“Have A Plant” has a great chance to catch on and increase produce consumption.

What will it take?

It will take a champion. The Produce For Better Health Foundation’s CEO Wendy Reinhardt Kapsak says it can and should be her.

“I’ve been in front of the camera,” she said May 1. “Being an industry spokesperson would be new for PBH.”

She said she’s already spoken at many food, nutrition and produce conferences, been on podcasts, local news reports and plenty of trade media.

“Fruits and vegetables are part of a larger food conversation,” she said.

Kapsak said the release of the new slogan was celebrated at PBH’s annual conference in April, and the next big opportunity for the industry to find out more and find out how to use the logo will be a June 4 webinar.

It will take more than a spokesperson. She said at the conference that a handful of retailers have already committed to using the Have A Plant logo on all their private label fruit and vegetable products, but she couldn’t release who they are.

That’s one step in the movement.

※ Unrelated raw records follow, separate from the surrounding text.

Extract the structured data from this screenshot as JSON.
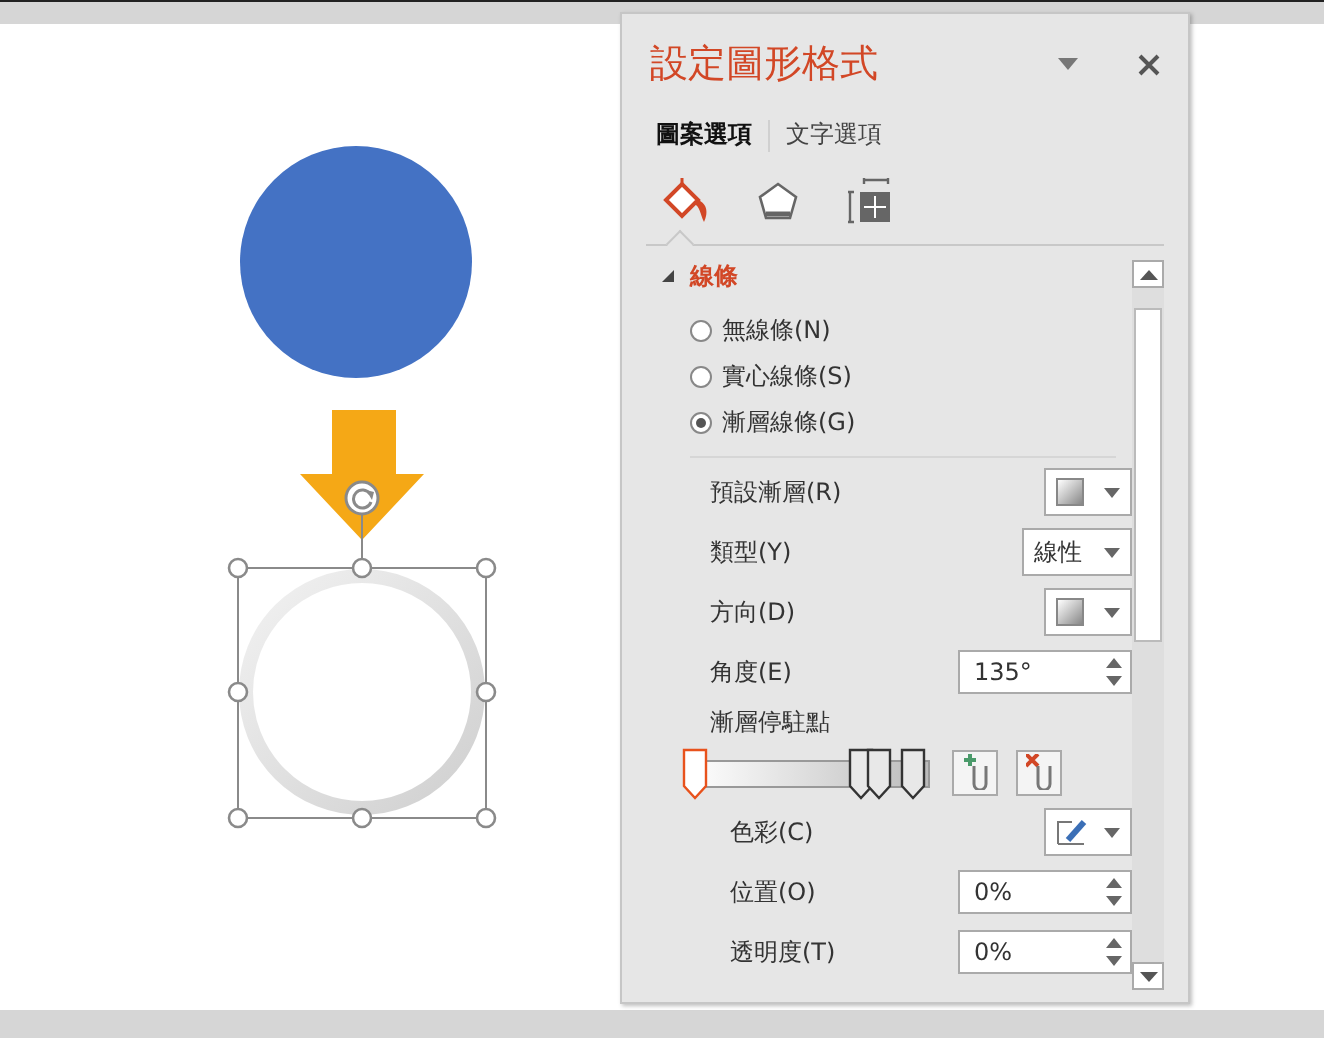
{
  "pane": {
    "title": "設定圖形格式",
    "tabs": [
      {
        "label": "圖案選項",
        "selected": true
      },
      {
        "label": "文字選項",
        "selected": false
      }
    ],
    "icon_tabs": [
      {
        "kind": "fill",
        "selected": true
      },
      {
        "kind": "effects",
        "selected": false
      },
      {
        "kind": "size",
        "selected": false
      }
    ],
    "section": {
      "label": "線條",
      "expanded": true,
      "radios": [
        {
          "label": "無線條(N)",
          "selected": false
        },
        {
          "label": "實心線條(S)",
          "selected": false
        },
        {
          "label": "漸層線條(G)",
          "selected": true
        }
      ],
      "rows": [
        {
          "kind": "swatch",
          "label": "預設漸層(R)"
        },
        {
          "kind": "text-dropdown",
          "label": "類型(Y)",
          "value": "線性"
        },
        {
          "kind": "swatch",
          "label": "方向(D)"
        },
        {
          "kind": "spinner",
          "label": "角度(E)",
          "value": "135°"
        },
        {
          "kind": "heading",
          "label": "漸層停駐點"
        },
        {
          "kind": "stops",
          "stops": [
            {
              "level": 0.0,
              "selected": true
            },
            {
              "level": 0.74,
              "selected": false
            },
            {
              "level": 0.82,
              "selected": false
            },
            {
              "level": 0.97,
              "selected": false
            }
          ]
        },
        {
          "kind": "color",
          "label": "色彩(C)"
        },
        {
          "kind": "spinner",
          "label": "位置(O)",
          "value": "0%"
        },
        {
          "kind": "spinner",
          "label": "透明度(T)",
          "value": "0%"
        }
      ]
    }
  }
}
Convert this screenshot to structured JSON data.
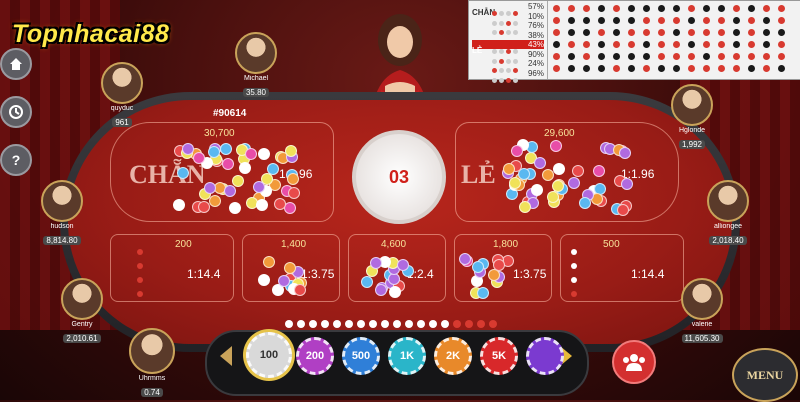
{
  "logo": {
    "text": "Topnhacai88"
  },
  "side_buttons": [
    "home-icon",
    "history-icon",
    "help-icon"
  ],
  "table": {
    "id": "#90614",
    "result": "03",
    "big_bets": [
      {
        "word": "CHẴN",
        "amount": "30,700",
        "ratio": "1:1.96"
      },
      {
        "word": "LẺ",
        "amount": "29,600",
        "ratio": "1:1.96"
      }
    ],
    "small_bets": [
      {
        "amount": "200",
        "ratio": "1:14.4"
      },
      {
        "amount": "1,400",
        "ratio": "1:3.75"
      },
      {
        "amount": "4,600",
        "ratio": "1:2.4"
      },
      {
        "amount": "1,800",
        "ratio": "1:3.75"
      },
      {
        "amount": "500",
        "ratio": "1:14.4"
      }
    ]
  },
  "history": {
    "rows": [
      {
        "label": "CHẴN",
        "pct": "57%"
      },
      {
        "label": "",
        "pct": "10%"
      },
      {
        "label": "",
        "pct": "76%"
      },
      {
        "label": "",
        "pct": "38%"
      },
      {
        "label": "LẺ",
        "pct": "43%"
      },
      {
        "label": "",
        "pct": "90%"
      },
      {
        "label": "",
        "pct": "24%"
      },
      {
        "label": "",
        "pct": "96%"
      }
    ]
  },
  "players": [
    {
      "name": "Michael",
      "money": "35.80"
    },
    {
      "name": "quyduc",
      "money": "961"
    },
    {
      "name": "hudson",
      "money": "8,814.80"
    },
    {
      "name": "Gentry",
      "money": "2,010.61"
    },
    {
      "name": "Uhrmms",
      "money": "0.74"
    },
    {
      "name": "Hglonde",
      "money": "1,992"
    },
    {
      "name": "alliongee",
      "money": "2,018.40"
    },
    {
      "name": "valerie",
      "money": "11,605.30"
    }
  ],
  "chips": [
    {
      "label": "100",
      "color": "#d9d9d9"
    },
    {
      "label": "200",
      "color": "#b03fc4"
    },
    {
      "label": "500",
      "color": "#2f7fd8"
    },
    {
      "label": "1K",
      "color": "#2ab5c9"
    },
    {
      "label": "2K",
      "color": "#e8892a"
    },
    {
      "label": "5K",
      "color": "#d8282a"
    },
    {
      "label": "",
      "color": "#7b3ad0"
    }
  ],
  "menu_label": "MENU",
  "colors": {
    "felt": "#a8201a",
    "accent": "#c9a35a",
    "result_text": "#d0201a"
  }
}
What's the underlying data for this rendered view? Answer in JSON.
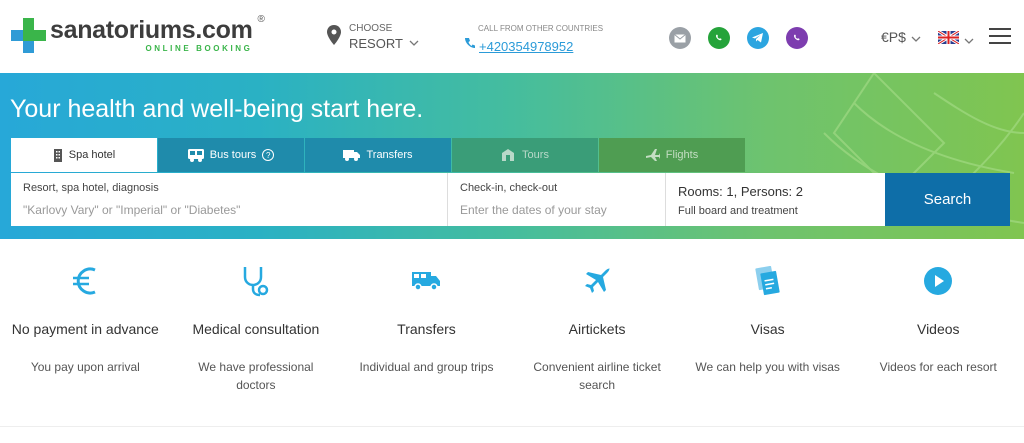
{
  "header": {
    "logo": {
      "name": "sanatoriums.com",
      "reg": "®",
      "sub": "ONLINE BOOKING"
    },
    "resort": {
      "label": "CHOOSE",
      "value": "RESORT"
    },
    "phone": {
      "label": "CALL FROM OTHER COUNTRIES",
      "number": "+420354978952"
    },
    "messengers": [
      {
        "name": "email",
        "color": "#9aa0a6"
      },
      {
        "name": "whatsapp",
        "color": "#25a33a"
      },
      {
        "name": "telegram",
        "color": "#2ca5e0"
      },
      {
        "name": "viber",
        "color": "#7d3daf"
      }
    ],
    "currency": "€P$"
  },
  "hero": {
    "title": "Your health and well-being start here.",
    "tabs": [
      {
        "label": "Spa hotel",
        "icon": "building-icon"
      },
      {
        "label": "Bus tours",
        "icon": "bus-icon"
      },
      {
        "label": "Transfers",
        "icon": "van-icon"
      },
      {
        "label": "Tours",
        "icon": "tours-icon"
      },
      {
        "label": "Flights",
        "icon": "plane-icon"
      }
    ],
    "search": {
      "destination_label": "Resort, spa hotel, diagnosis",
      "destination_placeholder": "\"Karlovy Vary\" or \"Imperial\" or \"Diabetes\"",
      "dates_label": "Check-in, check-out",
      "dates_placeholder": "Enter the dates of your stay",
      "rooms": "Rooms: 1, Persons: 2",
      "board": "Full board and treatment",
      "button": "Search"
    }
  },
  "features": [
    {
      "title": "No payment in advance",
      "desc": "You pay upon arrival",
      "icon": "euro-icon"
    },
    {
      "title": "Medical consultation",
      "desc": "We have professional doctors",
      "icon": "stethoscope-icon"
    },
    {
      "title": "Transfers",
      "desc": "Individual and group trips",
      "icon": "van-icon"
    },
    {
      "title": "Airtickets",
      "desc": "Convenient airline ticket search",
      "icon": "plane-icon"
    },
    {
      "title": "Visas",
      "desc": "We can help you with visas",
      "icon": "passport-icon"
    },
    {
      "title": "Videos",
      "desc": "Videos for each resort",
      "icon": "play-icon"
    }
  ],
  "colors": {
    "brand_green": "#3ab54a",
    "accent_blue": "#26a9e0",
    "button_blue": "#0e6ea8"
  }
}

Another will be the number of produce companies willing to use it.

“With the launch of Have A Plant at the conference, the future is wide open for the broader produce industry to have access to consumers like never before,” she said.

And then the message to consumers, starting with PBH’s huge social media presence, and aided by its elite network of influencers, the Fruit and Vegetable Ambassadors in Action.

“Our target audience is looking for a less prescriptive approach,” Kapsak said. “I don’t want to hold anyone who encourages eating produce back.”

Another way to spread the message will be at the many produce industry events, from the monster PMA Fresh Summit, to regional events, so small grower groups.

PBH, Kapsak and the produce industry needs to give Have A Plant this opportunity.

Greg Johnson is Director of Media Development for Blue Book Services